Activity »
From the listing below, return every line with the string "chevron" in it.

Recorded information »
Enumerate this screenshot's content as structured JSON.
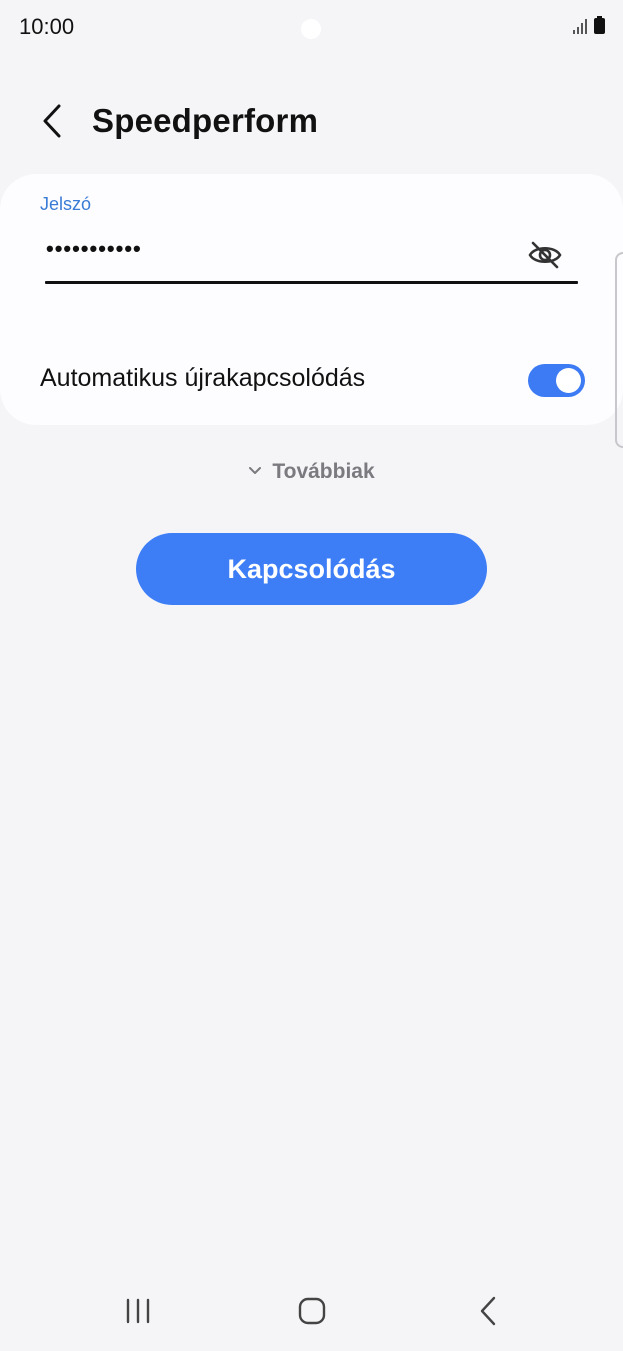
{
  "status_bar": {
    "time": "10:00",
    "icons": [
      "signal-icon",
      "battery-icon"
    ]
  },
  "header": {
    "back_icon": "chevron-left-icon",
    "title": "Speedperform"
  },
  "form": {
    "password_label": "Jelszó",
    "password_value": "•••••••••••",
    "visibility_icon": "eye-off-icon",
    "auto_reconnect_label": "Automatikus újrakapcsolódás",
    "auto_reconnect_on": true
  },
  "more": {
    "label": "Továbbiak",
    "icon": "chevron-down-icon"
  },
  "actions": {
    "connect_label": "Kapcsolódás"
  },
  "nav_bar": {
    "items": [
      "recents-icon",
      "home-icon",
      "back-icon"
    ]
  },
  "colors": {
    "accent": "#3d7ef7",
    "label_blue": "#3a7bd5",
    "background": "#f5f5f8",
    "card": "#fdfdff"
  }
}
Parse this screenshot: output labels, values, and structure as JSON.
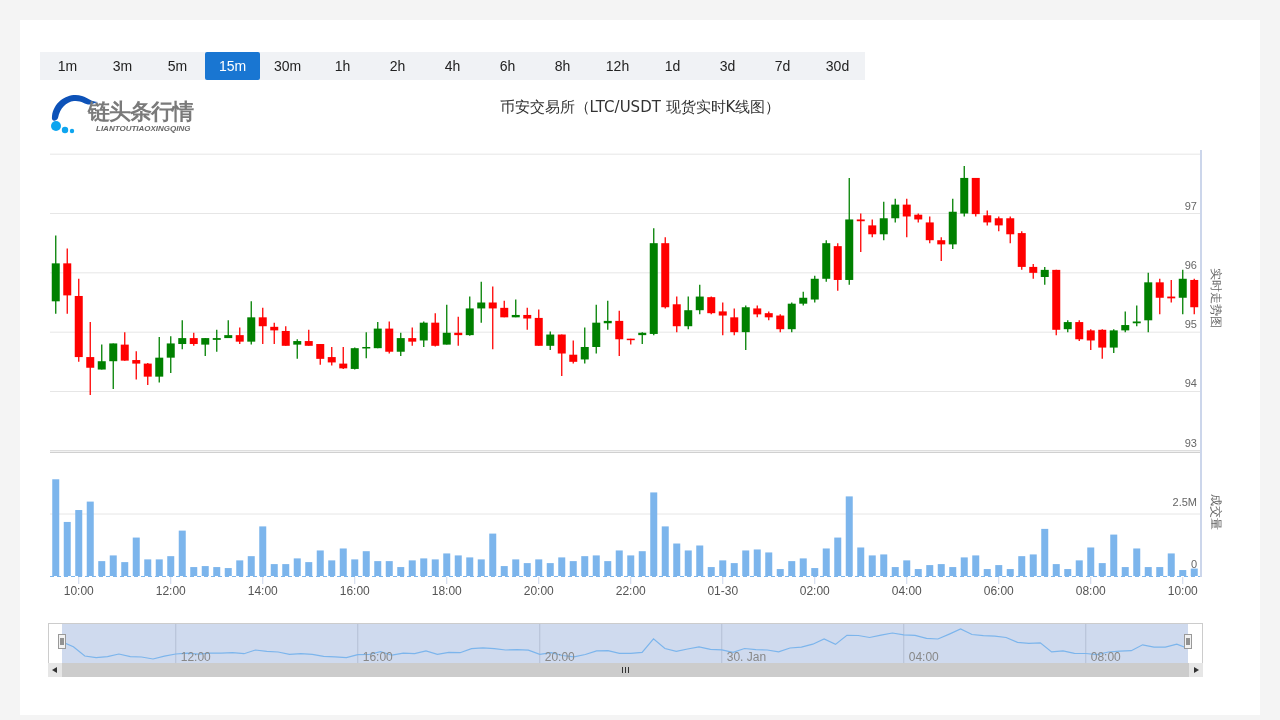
{
  "timeframes": [
    {
      "label": "1m",
      "selected": false
    },
    {
      "label": "3m",
      "selected": false
    },
    {
      "label": "5m",
      "selected": false
    },
    {
      "label": "15m",
      "selected": true
    },
    {
      "label": "30m",
      "selected": false
    },
    {
      "label": "1h",
      "selected": false
    },
    {
      "label": "2h",
      "selected": false
    },
    {
      "label": "4h",
      "selected": false
    },
    {
      "label": "6h",
      "selected": false
    },
    {
      "label": "8h",
      "selected": false
    },
    {
      "label": "12h",
      "selected": false
    },
    {
      "label": "1d",
      "selected": false
    },
    {
      "label": "3d",
      "selected": false
    },
    {
      "label": "7d",
      "selected": false
    },
    {
      "label": "30d",
      "selected": false
    }
  ],
  "logo": {
    "name": "链头条行情",
    "subtitle": "LIANTOUTIAOXINGQING"
  },
  "title": "币安交易所（LTC/USDT 现货实时K线图）",
  "price_panel": {
    "chart_data": {
      "type": "candlestick",
      "ylabel": "实时走势图",
      "ylim": [
        93,
        98
      ],
      "yticks": [
        93,
        94,
        95,
        96,
        97
      ],
      "grid": true,
      "categories": [
        null,
        null,
        null,
        null,
        null,
        null,
        null,
        null,
        null,
        null,
        null,
        null,
        null,
        null,
        null,
        null,
        null,
        null,
        null,
        null,
        null,
        null,
        null,
        null,
        null,
        null,
        null,
        null,
        null,
        null,
        null,
        null,
        null,
        null,
        null,
        null,
        null,
        null,
        null,
        null,
        null,
        null,
        null,
        null,
        null,
        null,
        null,
        null,
        null,
        null,
        null,
        null,
        null,
        null,
        null,
        null,
        null,
        null,
        null,
        null,
        null,
        null,
        null,
        null,
        null,
        null,
        null,
        null,
        null,
        null,
        null,
        null,
        null,
        null,
        null,
        null,
        null,
        null,
        null,
        null,
        null,
        null,
        null,
        null,
        null,
        null,
        null,
        null,
        null,
        null,
        null,
        null,
        null,
        null,
        null,
        null,
        null,
        null,
        null,
        null
      ],
      "ohlc": [
        [
          95.52,
          96.63,
          95.31,
          96.16
        ],
        [
          96.16,
          96.41,
          95.31,
          95.62
        ],
        [
          95.61,
          95.9,
          94.5,
          94.58
        ],
        [
          94.58,
          95.17,
          93.94,
          94.4
        ],
        [
          94.37,
          94.79,
          94.37,
          94.51
        ],
        [
          94.51,
          94.81,
          94.04,
          94.81
        ],
        [
          94.79,
          95.0,
          94.52,
          94.52
        ],
        [
          94.53,
          94.68,
          94.2,
          94.47
        ],
        [
          94.47,
          94.48,
          94.11,
          94.25
        ],
        [
          94.25,
          94.92,
          94.15,
          94.57
        ],
        [
          94.57,
          94.93,
          94.31,
          94.81
        ],
        [
          94.8,
          95.2,
          94.71,
          94.9
        ],
        [
          94.9,
          94.99,
          94.77,
          94.8
        ],
        [
          94.79,
          94.9,
          94.6,
          94.9
        ],
        [
          94.87,
          95.04,
          94.67,
          94.9
        ],
        [
          94.9,
          95.2,
          94.9,
          94.95
        ],
        [
          94.95,
          95.08,
          94.8,
          94.84
        ],
        [
          94.84,
          95.52,
          94.79,
          95.25
        ],
        [
          95.25,
          95.41,
          94.8,
          95.1
        ],
        [
          95.09,
          95.16,
          94.8,
          95.03
        ],
        [
          95.02,
          95.1,
          94.77,
          94.77
        ],
        [
          94.79,
          94.88,
          94.55,
          94.85
        ],
        [
          94.85,
          95.04,
          94.77,
          94.77
        ],
        [
          94.8,
          94.8,
          94.45,
          94.55
        ],
        [
          94.58,
          94.75,
          94.44,
          94.49
        ],
        [
          94.47,
          94.75,
          94.38,
          94.39
        ],
        [
          94.38,
          94.74,
          94.37,
          94.73
        ],
        [
          94.73,
          95.0,
          94.56,
          94.75
        ],
        [
          94.73,
          95.17,
          94.73,
          95.06
        ],
        [
          95.06,
          95.18,
          94.64,
          94.67
        ],
        [
          94.67,
          94.99,
          94.6,
          94.9
        ],
        [
          94.9,
          95.08,
          94.77,
          94.84
        ],
        [
          94.86,
          95.18,
          94.75,
          95.16
        ],
        [
          95.16,
          95.32,
          94.76,
          94.77
        ],
        [
          94.79,
          95.46,
          94.79,
          94.99
        ],
        [
          94.99,
          95.26,
          94.77,
          94.95
        ],
        [
          94.95,
          95.6,
          94.94,
          95.4
        ],
        [
          95.4,
          95.85,
          95.16,
          95.5
        ],
        [
          95.5,
          95.77,
          94.71,
          95.4
        ],
        [
          95.41,
          95.53,
          95.25,
          95.25
        ],
        [
          95.25,
          95.55,
          95.25,
          95.29
        ],
        [
          95.29,
          95.41,
          95.04,
          95.23
        ],
        [
          95.24,
          95.38,
          94.77,
          94.77
        ],
        [
          94.77,
          95.01,
          94.7,
          94.96
        ],
        [
          94.96,
          94.96,
          94.26,
          94.64
        ],
        [
          94.62,
          94.86,
          94.47,
          94.5
        ],
        [
          94.54,
          95.08,
          94.47,
          94.75
        ],
        [
          94.75,
          95.46,
          94.64,
          95.16
        ],
        [
          95.15,
          95.53,
          95.04,
          95.19
        ],
        [
          95.19,
          95.36,
          94.6,
          94.88
        ],
        [
          94.89,
          94.89,
          94.79,
          94.88
        ],
        [
          94.95,
          95.0,
          94.8,
          94.99
        ],
        [
          94.97,
          96.75,
          94.95,
          96.5
        ],
        [
          96.5,
          96.6,
          95.4,
          95.42
        ],
        [
          95.47,
          95.6,
          95.0,
          95.1
        ],
        [
          95.1,
          95.6,
          95.05,
          95.37
        ],
        [
          95.37,
          95.8,
          95.3,
          95.6
        ],
        [
          95.59,
          95.6,
          95.3,
          95.32
        ],
        [
          95.35,
          95.5,
          94.95,
          95.28
        ],
        [
          95.25,
          95.4,
          94.95,
          95.0
        ],
        [
          95.0,
          95.45,
          94.7,
          95.42
        ],
        [
          95.4,
          95.45,
          95.25,
          95.3
        ],
        [
          95.32,
          95.35,
          95.2,
          95.25
        ],
        [
          95.28,
          95.3,
          95.0,
          95.05
        ],
        [
          95.05,
          95.5,
          95.0,
          95.48
        ],
        [
          95.48,
          95.68,
          95.45,
          95.58
        ],
        [
          95.55,
          95.95,
          95.5,
          95.9
        ],
        [
          95.9,
          96.55,
          95.85,
          96.5
        ],
        [
          96.45,
          96.5,
          95.7,
          95.88
        ],
        [
          95.88,
          97.6,
          95.8,
          96.9
        ],
        [
          96.9,
          97.0,
          96.35,
          96.87
        ],
        [
          96.8,
          96.9,
          96.6,
          96.65
        ],
        [
          96.65,
          97.2,
          96.55,
          96.92
        ],
        [
          96.92,
          97.25,
          96.85,
          97.15
        ],
        [
          97.15,
          97.25,
          96.6,
          96.95
        ],
        [
          96.98,
          97.0,
          96.85,
          96.9
        ],
        [
          96.85,
          96.95,
          96.5,
          96.55
        ],
        [
          96.55,
          96.6,
          96.2,
          96.48
        ],
        [
          96.48,
          97.25,
          96.4,
          97.03
        ],
        [
          97.0,
          97.8,
          96.95,
          97.6
        ],
        [
          97.6,
          97.6,
          96.95,
          96.99
        ],
        [
          96.97,
          97.05,
          96.8,
          96.85
        ],
        [
          96.92,
          96.95,
          96.7,
          96.8
        ],
        [
          96.92,
          96.95,
          96.5,
          96.65
        ],
        [
          96.67,
          96.7,
          96.05,
          96.1
        ],
        [
          96.1,
          96.15,
          95.9,
          96.0
        ],
        [
          95.93,
          96.1,
          95.8,
          96.05
        ],
        [
          96.05,
          96.05,
          94.95,
          95.04
        ],
        [
          95.05,
          95.2,
          95.0,
          95.17
        ],
        [
          95.17,
          95.2,
          94.85,
          94.88
        ],
        [
          95.03,
          95.05,
          94.7,
          94.86
        ],
        [
          95.04,
          95.05,
          94.55,
          94.74
        ],
        [
          94.74,
          95.05,
          94.65,
          95.03
        ],
        [
          95.03,
          95.35,
          95.0,
          95.12
        ],
        [
          95.15,
          95.45,
          95.1,
          95.18
        ],
        [
          95.2,
          96.0,
          95.0,
          95.84
        ],
        [
          95.84,
          95.9,
          95.3,
          95.58
        ],
        [
          95.6,
          95.88,
          95.5,
          95.57
        ],
        [
          95.58,
          96.05,
          95.3,
          95.9
        ],
        [
          95.88,
          95.9,
          95.3,
          95.42
        ]
      ]
    }
  },
  "volume_panel": {
    "chart_data": {
      "type": "bar",
      "ylabel": "成交量",
      "ylim": [
        0,
        5
      ],
      "grid": true,
      "categories": [
        null,
        null,
        "10:00",
        null,
        null,
        null,
        null,
        null,
        null,
        null,
        "12:00",
        null,
        null,
        null,
        null,
        null,
        null,
        null,
        "14:00",
        null,
        null,
        null,
        null,
        null,
        null,
        null,
        "16:00",
        null,
        null,
        null,
        null,
        null,
        null,
        null,
        "18:00",
        null,
        null,
        null,
        null,
        null,
        null,
        null,
        "20:00",
        null,
        null,
        null,
        null,
        null,
        null,
        null,
        "22:00",
        null,
        null,
        null,
        null,
        null,
        null,
        null,
        "01-30",
        null,
        null,
        null,
        null,
        null,
        null,
        null,
        "02:00",
        null,
        null,
        null,
        null,
        null,
        null,
        null,
        "04:00",
        null,
        null,
        null,
        null,
        null,
        null,
        null,
        "06:00",
        null,
        null,
        null,
        null,
        null,
        null,
        null,
        "08:00",
        null,
        null,
        null,
        null,
        null,
        null,
        null,
        "10:00",
        null
      ],
      "yticks": [
        0,
        {
          "value": 2.5,
          "label": "2.5M"
        }
      ],
      "values": [
        3.9,
        2.18,
        2.66,
        3.0,
        0.6,
        0.83,
        0.56,
        1.55,
        0.67,
        0.67,
        0.8,
        1.83,
        0.36,
        0.4,
        0.36,
        0.32,
        0.63,
        0.8,
        2.0,
        0.48,
        0.48,
        0.71,
        0.56,
        1.03,
        0.63,
        1.11,
        0.67,
        1.0,
        0.6,
        0.6,
        0.36,
        0.63,
        0.71,
        0.67,
        0.91,
        0.83,
        0.75,
        0.67,
        1.71,
        0.4,
        0.67,
        0.52,
        0.67,
        0.52,
        0.75,
        0.6,
        0.8,
        0.83,
        0.6,
        1.03,
        0.83,
        1.0,
        3.37,
        2.0,
        1.31,
        1.03,
        1.23,
        0.36,
        0.63,
        0.52,
        1.03,
        1.07,
        0.95,
        0.28,
        0.6,
        0.71,
        0.32,
        1.11,
        1.55,
        3.21,
        1.15,
        0.83,
        0.87,
        0.36,
        0.63,
        0.28,
        0.44,
        0.48,
        0.36,
        0.75,
        0.83,
        0.28,
        0.44,
        0.28,
        0.8,
        0.87,
        1.9,
        0.48,
        0.28,
        0.63,
        1.15,
        0.52,
        1.67,
        0.36,
        1.11,
        0.36,
        0.36,
        0.91,
        0.24,
        0.3
      ]
    }
  },
  "navigator": {
    "labels": [
      "12:00",
      "16:00",
      "20:00",
      "30. Jan",
      "04:00",
      "08:00"
    ]
  }
}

Task response »
    "back_icon": "chevron-left-icon",
    "icon": "chevron-down-icon"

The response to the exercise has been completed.